Good news: Human composting has been approved in the state of Washington. Legislation signed by the governor on May 21, 2019, will take effect in May 2020. 

I call this good news because I’ve long supported the concept; see my April 2015 Blog entry for background on why I’m so interested.  

I now recommend, as an overview, this recent brief article by J. Brian Charles posted on

 Dust to Dust: Burials and Cremation Can Be Environmentally Toxic. State are weighing  another option: allowing  bodies to decompose naturally.  

"Under Washington’s human composting law, bodies will be broken down naturally. Recompose’s process involves placing a dead body in an eight-foot-by-four-foot vessel, along with straw and wood chips. As the heat in the vessel rises, microbes decompose the body over the course of 30 days, ultimately resulting in about one cubic foot of compost soil. Families will be allowed to take the soil home or donate it to conservation groups in the area.”

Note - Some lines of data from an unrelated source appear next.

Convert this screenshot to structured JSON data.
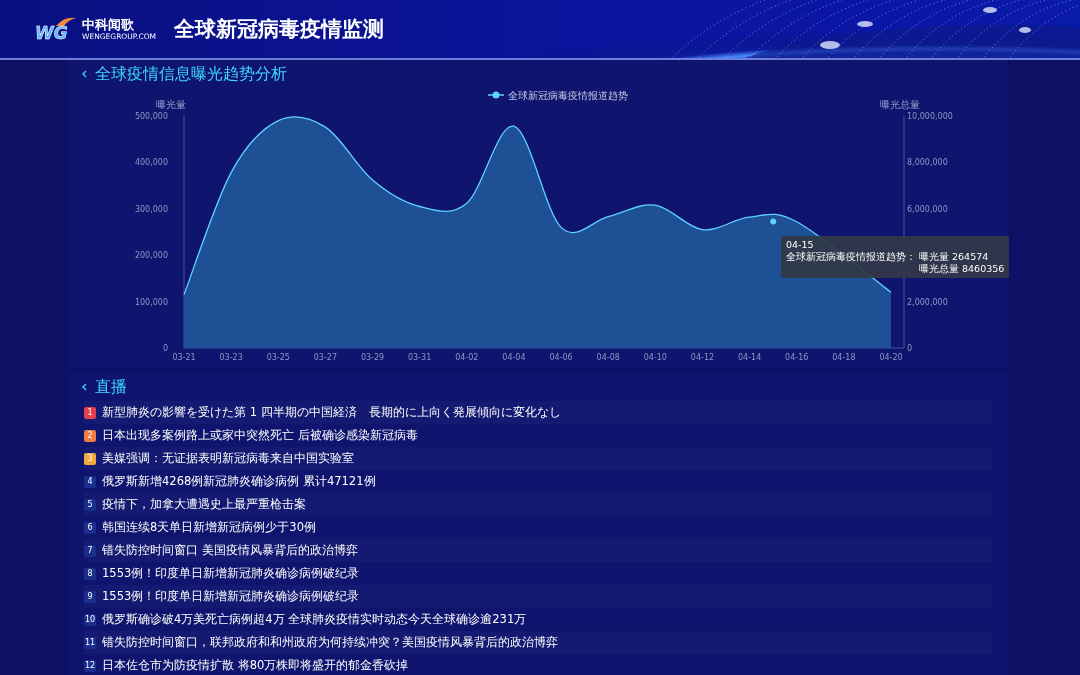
{
  "header": {
    "logo_mark": "WG",
    "logo_name": "中科闻歌",
    "logo_site": "WENGEGROUP.COM",
    "title": "全球新冠病毒疫情监测"
  },
  "trend": {
    "title": "全球疫情信息曝光趋势分析",
    "chart_data": {
      "type": "area",
      "ylabel": "曝光量",
      "y2label": "曝光总量",
      "x": [
        "03-21",
        "03-23",
        "03-25",
        "03-27",
        "03-29",
        "03-31",
        "04-02",
        "04-04",
        "04-06",
        "04-08",
        "04-10",
        "04-12",
        "04-14",
        "04-16",
        "04-18",
        "04-20"
      ],
      "ylim": [
        0,
        500000
      ],
      "y2lim": [
        0,
        10000000
      ],
      "yticks": [
        {
          "value": 0,
          "label": "0"
        },
        {
          "value": 100000,
          "label": "100,000"
        },
        {
          "value": 200000,
          "label": "200,000"
        },
        {
          "value": 300000,
          "label": "300,000"
        },
        {
          "value": 400000,
          "label": "400,000"
        },
        {
          "value": 500000,
          "label": "500,000"
        }
      ],
      "y2ticks": [
        {
          "value": 0,
          "label": "0"
        },
        {
          "value": 2000000,
          "label": "2,000,000"
        },
        {
          "value": 6000000,
          "label": "6,000,000"
        },
        {
          "value": 8000000,
          "label": "8,000,000"
        },
        {
          "value": 10000000,
          "label": "10,000,000"
        }
      ],
      "series": [
        {
          "name": "全球新冠病毒疫情报道趋势",
          "color": "#5fd3ff",
          "values": [
            115000,
            378000,
            490000,
            476000,
            362000,
            305000,
            312000,
            478000,
            260000,
            283000,
            308000,
            255000,
            282000,
            272000,
            null,
            120000
          ]
        }
      ]
    },
    "tooltip": {
      "date": "04-15",
      "series": "全球新冠病毒疫情报道趋势：",
      "value": "曝光量 264574",
      "total": "曝光总量 8460356"
    }
  },
  "live": {
    "title": "直播",
    "items": [
      {
        "rank": "1",
        "color": "#e2414d",
        "title": "新型肺炎の影響を受けた第 1 四半期の中国経済　長期的に上向く発展傾向に変化なし"
      },
      {
        "rank": "2",
        "color": "#ef7d45",
        "title": "日本出现多案例路上或家中突然死亡 后被确诊感染新冠病毒"
      },
      {
        "rank": "3",
        "color": "#f2aa3c",
        "title": "美媒强调：无证据表明新冠病毒来自中国实验室"
      },
      {
        "rank": "4",
        "color": "#1a2f8c",
        "title": "俄罗斯新增4268例新冠肺炎确诊病例 累计47121例"
      },
      {
        "rank": "5",
        "color": "#1a2f8c",
        "title": "疫情下，加拿大遭遇史上最严重枪击案"
      },
      {
        "rank": "6",
        "color": "#1a2f8c",
        "title": "韩国连续8天单日新增新冠病例少于30例"
      },
      {
        "rank": "7",
        "color": "#1a2f8c",
        "title": "错失防控时间窗口 美国疫情风暴背后的政治博弈"
      },
      {
        "rank": "8",
        "color": "#1a2f8c",
        "title": "1553例！印度单日新增新冠肺炎确诊病例破纪录"
      },
      {
        "rank": "9",
        "color": "#1a2f8c",
        "title": "1553例！印度单日新增新冠肺炎确诊病例破纪录"
      },
      {
        "rank": "10",
        "color": "#1a2f8c",
        "title": "俄罗斯确诊破4万美死亡病例超4万 全球肺炎疫情实时动态今天全球确诊逾231万"
      },
      {
        "rank": "11",
        "color": "#1a2f8c",
        "title": "错失防控时间窗口，联邦政府和和州政府为何持续冲突？美国疫情风暴背后的政治博弈"
      },
      {
        "rank": "12",
        "color": "#1a2f8c",
        "title": "日本佐仓市为防疫情扩散 将80万株即将盛开的郁金香砍掉"
      }
    ]
  }
}
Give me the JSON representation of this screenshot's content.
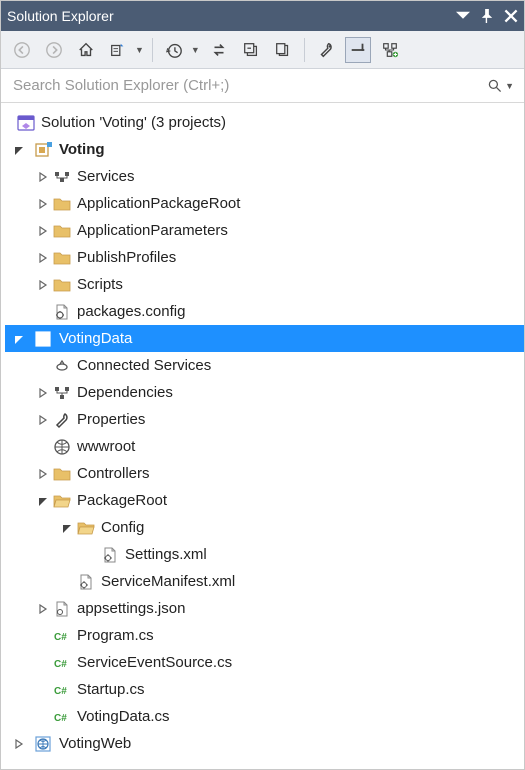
{
  "title": "Solution Explorer",
  "search_placeholder": "Search Solution Explorer (Ctrl+;)",
  "solution_label": "Solution 'Voting' (3 projects)",
  "projects": {
    "voting": {
      "label": "Voting",
      "children": {
        "services": "Services",
        "app_pkg_root": "ApplicationPackageRoot",
        "app_params": "ApplicationParameters",
        "publish_profiles": "PublishProfiles",
        "scripts": "Scripts",
        "packages_config": "packages.config"
      }
    },
    "votingdata": {
      "label": "VotingData",
      "children": {
        "connected_services": "Connected Services",
        "dependencies": "Dependencies",
        "properties": "Properties",
        "wwwroot": "wwwroot",
        "controllers": "Controllers",
        "package_root": {
          "label": "PackageRoot",
          "config": {
            "label": "Config",
            "settings_xml": "Settings.xml"
          },
          "service_manifest": "ServiceManifest.xml"
        },
        "appsettings": "appsettings.json",
        "program_cs": "Program.cs",
        "service_event_source_cs": "ServiceEventSource.cs",
        "startup_cs": "Startup.cs",
        "votingdata_cs": "VotingData.cs"
      }
    },
    "votingweb": {
      "label": "VotingWeb"
    }
  }
}
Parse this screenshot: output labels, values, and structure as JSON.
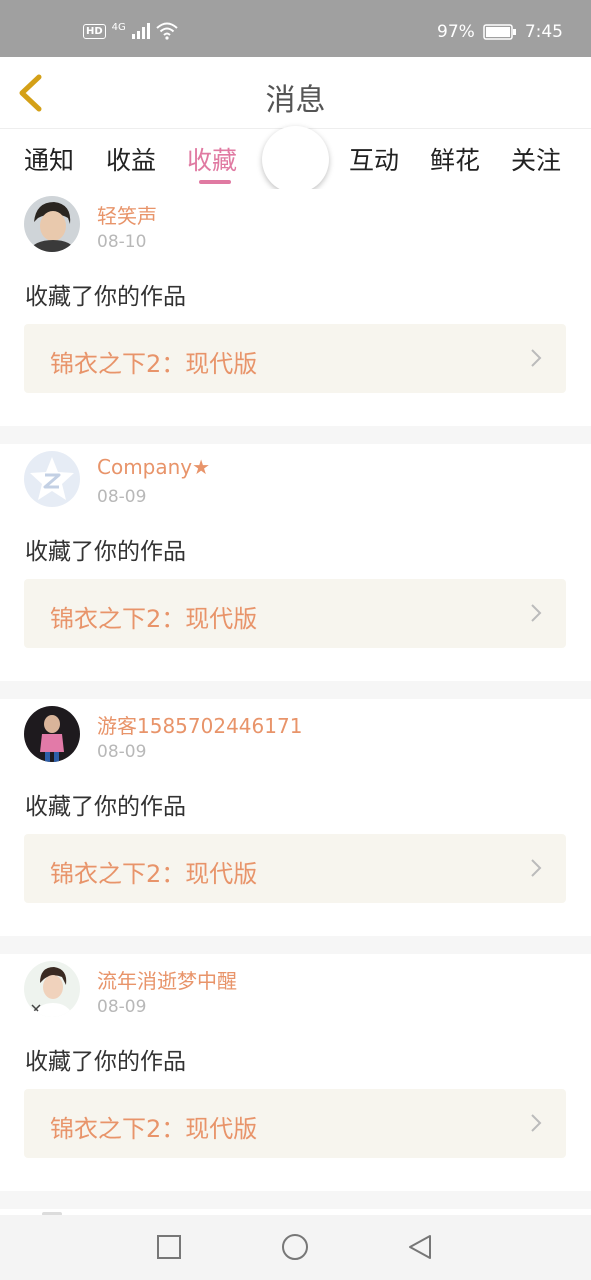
{
  "status": {
    "hd": "HD",
    "net": "4G",
    "battery": "97%",
    "time": "7:45"
  },
  "header": {
    "title": "消息"
  },
  "tabs": [
    {
      "label": "通知"
    },
    {
      "label": "收益"
    },
    {
      "label": "收藏"
    },
    {
      "label": "互动"
    },
    {
      "label": "鲜花"
    },
    {
      "label": "关注"
    }
  ],
  "active_tab": "收藏",
  "items": [
    {
      "name": "轻笑声",
      "date": "08-10",
      "action": "收藏了你的作品",
      "work": "锦衣之下2：现代版"
    },
    {
      "name": "Company★",
      "date": "08-09",
      "action": "收藏了你的作品",
      "work": "锦衣之下2：现代版"
    },
    {
      "name": "游客1585702446171",
      "date": "08-09",
      "action": "收藏了你的作品",
      "work": "锦衣之下2：现代版"
    },
    {
      "name": "流年消逝梦中醒",
      "date": "08-09",
      "action": "收藏了你的作品",
      "work": "锦衣之下2：现代版"
    }
  ],
  "colors": {
    "accent_pink": "#e07aa2",
    "name_orange": "#e8946a",
    "back_arrow": "#d4a017"
  },
  "icons": {
    "back": "chevron-left-icon",
    "item_arrow": "chevron-right-icon",
    "nav": [
      "square-icon",
      "circle-icon",
      "triangle-back-icon"
    ]
  }
}
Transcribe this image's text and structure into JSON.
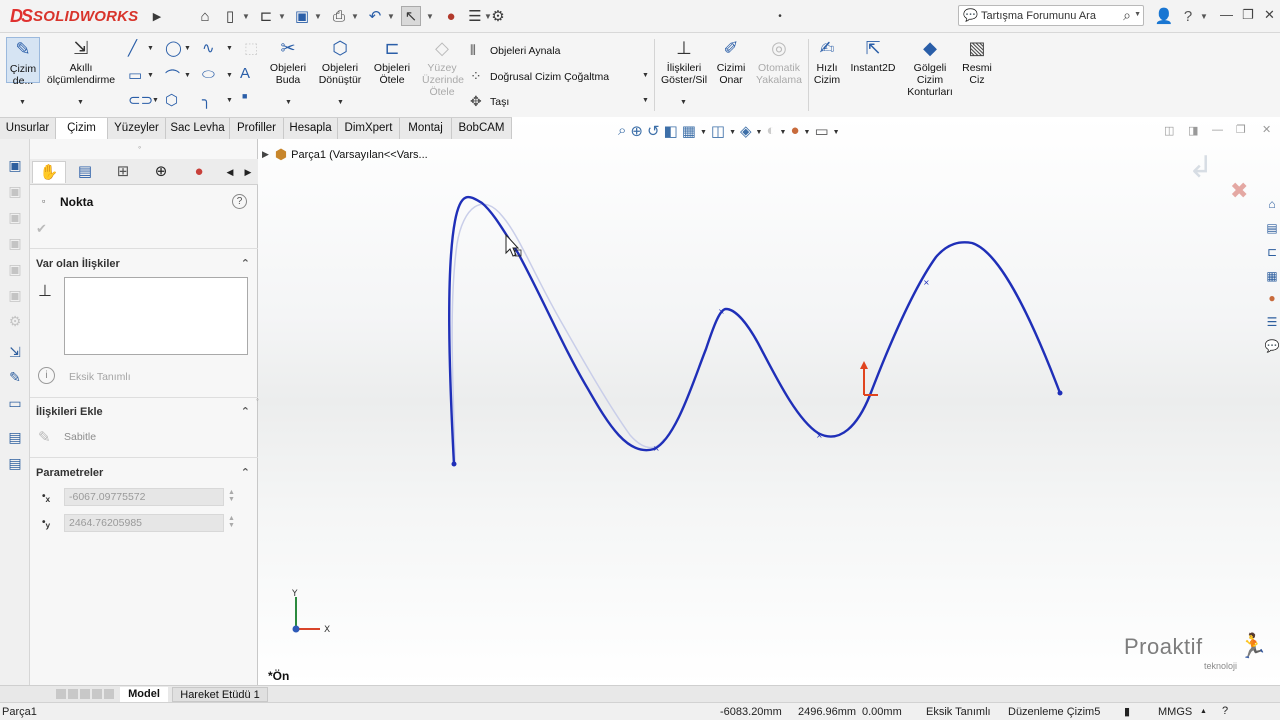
{
  "app": {
    "brand_prefix": "DS",
    "brand_name": "SOLIDWORKS",
    "search_placeholder": "Tartışma Forumunu Ara"
  },
  "ribbon": {
    "sketch_button": "Çizim de...",
    "smart_dimension": "Akıllı ölçümlendirme",
    "trim_entities": "Objeleri Buda",
    "convert_entities": "Objeleri Dönüştür",
    "offset_entities": "Objeleri Ötele",
    "offset_on_surface": "Yüzey Üzerinde Ötele",
    "mirror_entities": "Objeleri Aynala",
    "linear_pattern": "Doğrusal Cizim Çoğaltma",
    "move_entities": "Taşı",
    "display_relations": "İlişkileri Göster/Sil",
    "repair_sketch": "Cizimi Onar",
    "quick_snaps": "Otomatik Yakalama",
    "rapid_sketch": "Hızlı Cizim",
    "instant2d": "Instant2D",
    "shaded_contours": "Gölgeli Cizim Konturları",
    "draw_picture": "Resmi Ciz"
  },
  "tabs": [
    "Unsurlar",
    "Çizim",
    "Yüzeyler",
    "Sac Levha",
    "Profiller",
    "Hesapla",
    "DimXpert",
    "Montaj",
    "BobCAM"
  ],
  "active_tab": "Çizim",
  "panel": {
    "title": "Nokta",
    "existing_relations": "Var olan İlişkiler",
    "status": "Eksik Tanımlı",
    "add_relations": "İlişkileri Ekle",
    "fix_relation": "Sabitle",
    "parameters": "Parametreler",
    "param_x": "-6067.09775572",
    "param_y": "2464.76205985"
  },
  "tree": {
    "part_label": "Parça1  (Varsayılan<<Vars..."
  },
  "viewport": {
    "view_name": "*Ön",
    "triad_x": "X",
    "triad_y": "Y"
  },
  "bottom_tabs": [
    "Model",
    "Hareket Etüdü 1"
  ],
  "status": {
    "part": "Parça1",
    "coord_x": "-6083.20mm",
    "coord_y": "2496.96mm",
    "coord_z": "0.00mm",
    "definition": "Eksik Tanımlı",
    "editing": "Düzenleme Çizim5",
    "units": "MMGS"
  },
  "watermark": {
    "name": "Proaktif",
    "sub": "teknoloji"
  },
  "colors": {
    "spline": "#1f2fb8",
    "spline_ghost": "#c6cbe6",
    "brand_red": "#d8342b",
    "icon_blue": "#2d5e9e"
  }
}
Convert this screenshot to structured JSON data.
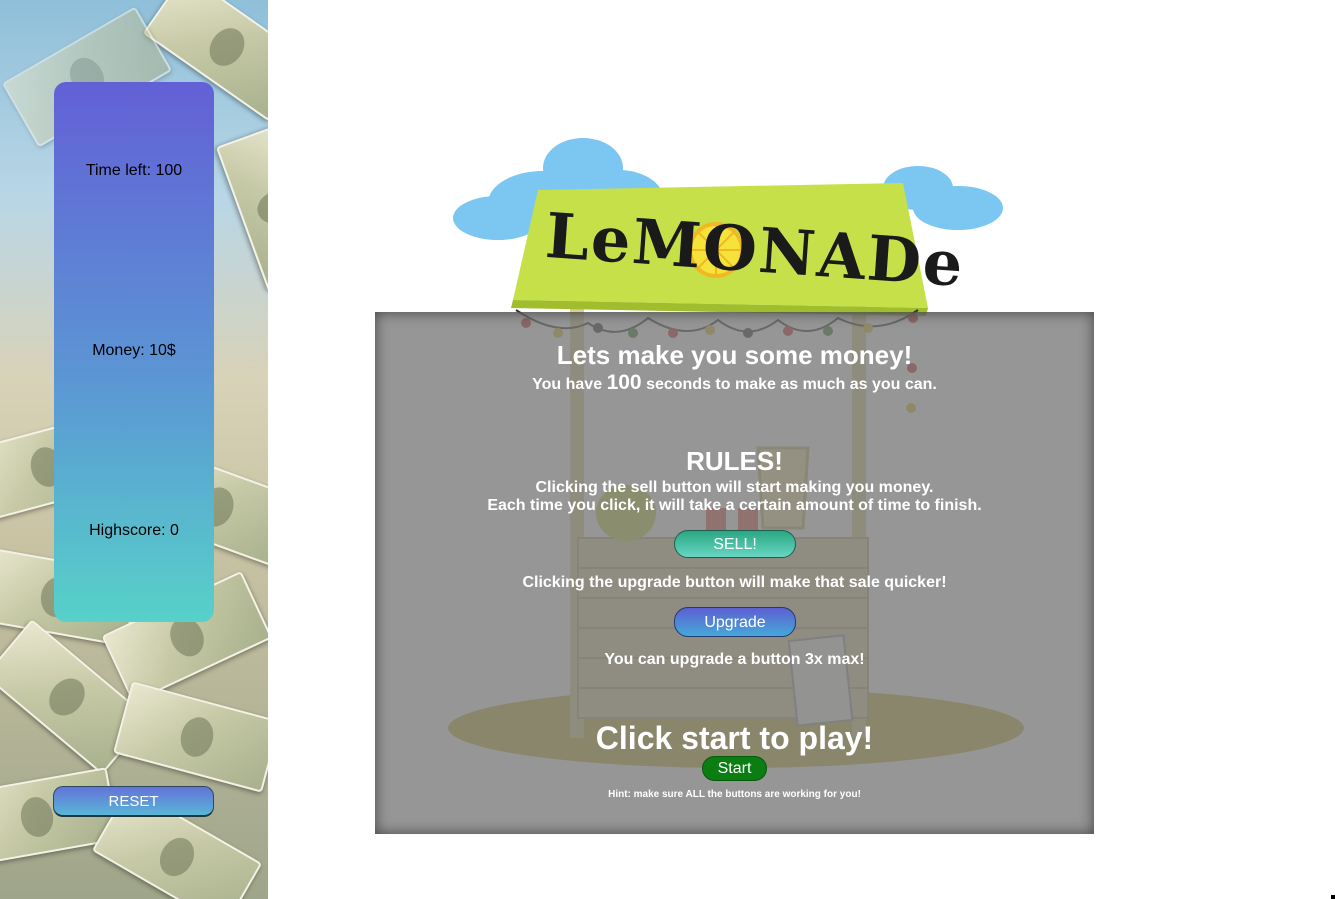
{
  "sidebar": {
    "time_label": "Time left:",
    "time_value": "100",
    "money_label": "Money:",
    "money_value": "10$",
    "highscore_label": "Highscore:",
    "highscore_value": "0",
    "reset_label": "RESET"
  },
  "stand": {
    "sign_text": "LeMONADe"
  },
  "modal": {
    "title": "Lets make you some money!",
    "intro_prefix": "You have",
    "intro_seconds": "100",
    "intro_suffix": "seconds to make as much as you can.",
    "rules_heading": "RULES!",
    "rule_sell_1": "Clicking the sell button will start making you money.",
    "rule_sell_2": "Each time you click, it will take a certain amount of time to finish.",
    "sell_label": "SELL!",
    "rule_upgrade": "Clicking the upgrade button will make that sale quicker!",
    "upgrade_label": "Upgrade",
    "rule_max": "You can upgrade a button 3x max!",
    "cta": "Click start to play!",
    "start_label": "Start",
    "hint": "Hint: make sure ALL the buttons are working for you!"
  },
  "colors": {
    "panel_top": "#6360d6",
    "panel_bottom": "#57d1c9",
    "start_green": "#0a7e12",
    "sell_teal": "#2aa782",
    "upgrade_blue": "#5d60d2"
  }
}
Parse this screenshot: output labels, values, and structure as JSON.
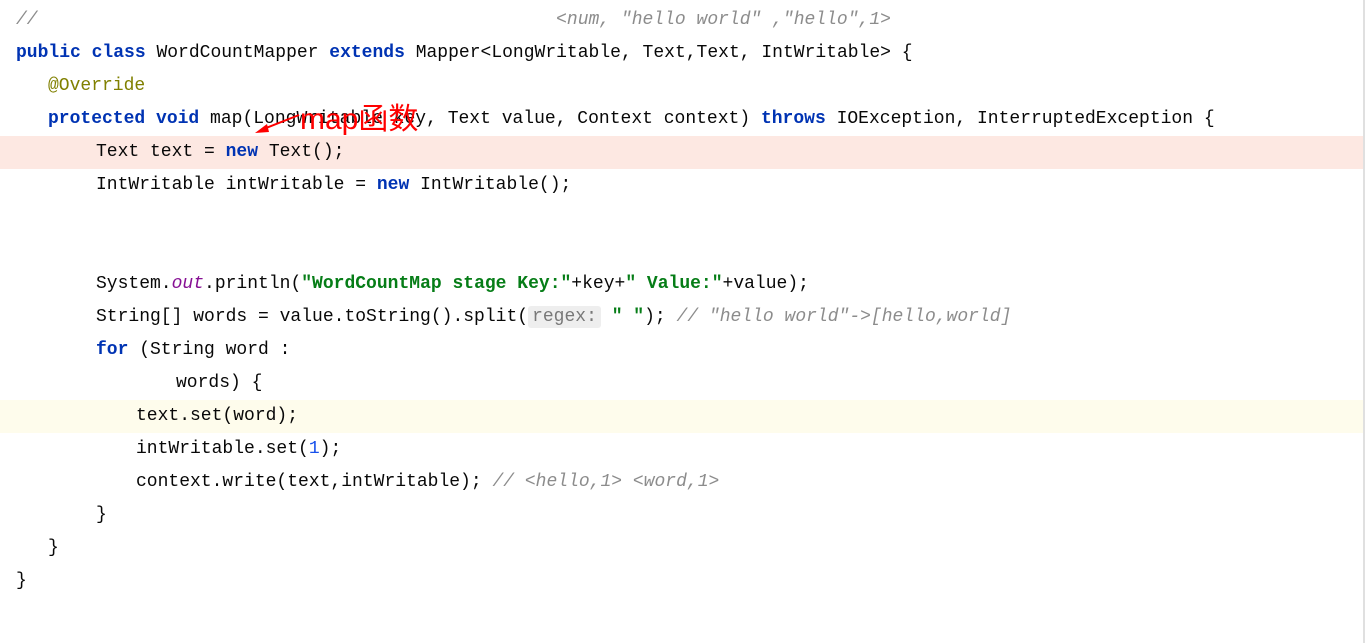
{
  "lines": {
    "l1_comment": "//                                                <num, \"hello world\" ,\"hello\",1>",
    "l2": {
      "p1": "public",
      "p2": " ",
      "p3": "class",
      "p4": " WordCountMapper ",
      "p5": "extends",
      "p6": " Mapper<LongWritable, Text,Text, IntWritable> {"
    },
    "l3": "@Override",
    "l4": {
      "p1": "protected",
      "p2": " ",
      "p3": "void",
      "p4": " map(LongWritable key, Text value, Context context) ",
      "p5": "throws",
      "p6": " IOException, InterruptedException {"
    },
    "l5": {
      "p1": "Text text = ",
      "p2": "new",
      "p3": " Text();"
    },
    "l6": {
      "p1": "IntWritable intWritable = ",
      "p2": "new",
      "p3": " IntWritable();"
    },
    "l7": {
      "p1": "System.",
      "p2": "out",
      "p3": ".println(",
      "p4": "\"WordCountMap stage Key:\"",
      "p5": "+key+",
      "p6": "\" Value:\"",
      "p7": "+value);"
    },
    "l8": {
      "p1": "String[] words = value.toString().split(",
      "p2": "regex:",
      "p3": " ",
      "p4": "\" \"",
      "p5": "); ",
      "p6": "// \"hello world\"->[hello,world]"
    },
    "l9": {
      "p1": "for",
      "p2": " (String word :"
    },
    "l10": "words) {",
    "l11": "text.set(word);",
    "l12": {
      "p1": "intWritable.set(",
      "p2": "1",
      "p3": ");"
    },
    "l13": {
      "p1": "context.write(text,intWritable); ",
      "p2": "// <hello,1> <word,1>"
    },
    "l14": "}",
    "l15": "}",
    "l16": "}"
  },
  "annotation": {
    "text": "map函数"
  }
}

I hope that this option will eventually be approved and implemented in other states, including Massachusetts.  Meanwhile, we’ll watch how this evolves in Washington and learn from their experience.       ~ Sandy

Disclaimer: The views, opinions and positions expressed here in "Sandy's Blog" are written by one individual (volunteer Sandy Ward) and may or may not reflect the views, opinions or positions of the Funeral Consumers Alliance of Western Massachusetts.